So what else can we learn from C+R’s findings? Below are some key takeaways from four corporate giants included in the study.


Starbucks, the ubiquitous coffee shop, was established in 1971 with a retro, brown version of its now well-known circular logo. It first added the green-and-white color scheme in 1987, then updated it with a sleeker style in 1992.

In 2011, Starbucks dropped the text “Starbucks Coffee” from its logo entirely, leaving just the central image. Each rebrand was a new iteration of the same logo, with minor changes, often in the direction of a sleeker, more minimalist style.


Founded in 1976, Apple launched with a drastically different logo than the well-known apple it boasts today. The following year, Apple underwent a redesign that introduced the first apple logo with a rainbow color scheme.

In 1998, Apple rolled out two new logos based on the same image: one in black and the other in a light blue. In 2001, Apple’s chrome logo debuted. Then the company started to increase sales and, in 2007, debuted another chrome apple logo with a shimmery new finish.

Finally, the company introduced a new iteration of the simple black apple logo, which it still uses today.

Apple’s logo redesigns almost always seem to be moving toward a futuristic or advanced feeling. These efforts would naturally be helpful to a big technology company’s brand.


After incorporating in 1994, Amazon rebranded in 1997 with two new logos, one of which would go on to serve as the basis for its modern “” imagery. One year later, the company developed two more logos. In 2000, Amazon rebranded yet again, this time sticking with the logo for the long haul.

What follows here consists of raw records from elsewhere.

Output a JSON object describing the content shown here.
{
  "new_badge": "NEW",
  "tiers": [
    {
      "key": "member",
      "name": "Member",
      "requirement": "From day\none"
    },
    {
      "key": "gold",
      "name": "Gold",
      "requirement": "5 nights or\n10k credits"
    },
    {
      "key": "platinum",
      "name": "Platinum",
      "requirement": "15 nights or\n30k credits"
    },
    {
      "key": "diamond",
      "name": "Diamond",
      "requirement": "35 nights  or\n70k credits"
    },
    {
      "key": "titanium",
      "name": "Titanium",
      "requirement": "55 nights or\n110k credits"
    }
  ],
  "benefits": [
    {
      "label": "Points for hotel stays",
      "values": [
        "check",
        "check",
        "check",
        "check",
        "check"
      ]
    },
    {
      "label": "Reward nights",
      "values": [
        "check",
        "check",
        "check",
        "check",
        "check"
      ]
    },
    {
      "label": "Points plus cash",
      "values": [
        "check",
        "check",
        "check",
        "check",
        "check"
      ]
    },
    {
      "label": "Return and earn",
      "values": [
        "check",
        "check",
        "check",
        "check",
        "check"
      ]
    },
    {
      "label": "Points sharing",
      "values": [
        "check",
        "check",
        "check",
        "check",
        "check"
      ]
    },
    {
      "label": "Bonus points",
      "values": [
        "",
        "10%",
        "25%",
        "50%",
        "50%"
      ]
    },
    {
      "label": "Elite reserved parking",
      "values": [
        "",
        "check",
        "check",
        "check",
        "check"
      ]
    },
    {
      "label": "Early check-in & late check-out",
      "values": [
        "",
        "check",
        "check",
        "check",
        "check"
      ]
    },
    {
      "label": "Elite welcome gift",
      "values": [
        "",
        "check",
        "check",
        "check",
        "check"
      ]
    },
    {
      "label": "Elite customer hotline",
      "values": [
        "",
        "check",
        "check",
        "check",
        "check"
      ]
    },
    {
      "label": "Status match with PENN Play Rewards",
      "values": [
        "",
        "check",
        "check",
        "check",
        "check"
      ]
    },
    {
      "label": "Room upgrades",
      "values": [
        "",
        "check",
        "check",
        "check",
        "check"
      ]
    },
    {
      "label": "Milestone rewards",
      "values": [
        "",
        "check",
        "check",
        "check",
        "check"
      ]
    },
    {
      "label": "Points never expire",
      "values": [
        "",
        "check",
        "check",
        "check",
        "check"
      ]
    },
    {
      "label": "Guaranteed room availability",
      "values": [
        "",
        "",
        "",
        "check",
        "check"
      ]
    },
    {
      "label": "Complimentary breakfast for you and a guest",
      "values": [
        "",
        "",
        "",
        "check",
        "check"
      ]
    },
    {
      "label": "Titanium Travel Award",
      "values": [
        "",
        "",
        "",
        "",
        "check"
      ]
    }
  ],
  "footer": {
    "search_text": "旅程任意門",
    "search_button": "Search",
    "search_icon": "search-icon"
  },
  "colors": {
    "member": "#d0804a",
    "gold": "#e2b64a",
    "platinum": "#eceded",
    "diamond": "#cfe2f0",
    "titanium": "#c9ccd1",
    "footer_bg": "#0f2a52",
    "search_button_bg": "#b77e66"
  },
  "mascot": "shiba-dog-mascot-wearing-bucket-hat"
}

Amazon has cultivated a brand around one image after iterating six different logo designs in its first six years of existence. Importantly, Amazon began as a bookseller, then expanded to “books, movies, and more,” and now has a hand in seemingly everything. It’s common for a company to rebrand when the business model changes or expands.

Did You Know?

Amazon hasn’t updated its logo in more than two decades. Its unparalleled success suggests that you don’t need to fix a logo that isn’t broken.


Levi’s is known for one major product: jeans. This famous denim company was established in 1853 and only once changed its logo – in 1936, to today’s red-and-white Levi’s imagery. The brand has used the same logo ever since.

With such an iconic name – Levi Strauss – attached to an easily identifiable product, it’s worth asking if Levi’s ever really needed much of a logo redesign beyond the simple, recognizable logo designed in the ’30s.

Here are some instances when you should consider a logo change:

  • Your logo’s style is outdated.
  • Your company is expanding its product line.
  • You are merging with another company.
  • You want to reduce negative associations with the brand.
  • The brand has globalized, making language less relevant.

What are the risks of logo redesign?

These are some potential downsides of a logo redesign:

  • If consumers are attached to the existing logo, a redesign could backfire and hurt sales.
  • Seeking feedback prior to release from focus groups, for example, can expose weaknesses in the redesign.
  • Change doesn’t always mean progress.

Max Freedman and Chad Brooks contributed to the writing and reporting in this article. Source interviews were conducted for a previous version of this article.

Image Credit: Dragon Images / Shutterstock
Adam Uzialko
Adam Uzialko
Staff Writer
Adam Uzialko is a writer and editor at and Business News Daily. He has 7 years of professional experience with a focus on small businesses and startups. He has covered topics including digital marketing, SEO, business communications, and public policy. He has also written about emerging technologies and their intersection with business, including artificial intelligence, the Internet of Things, and blockchain.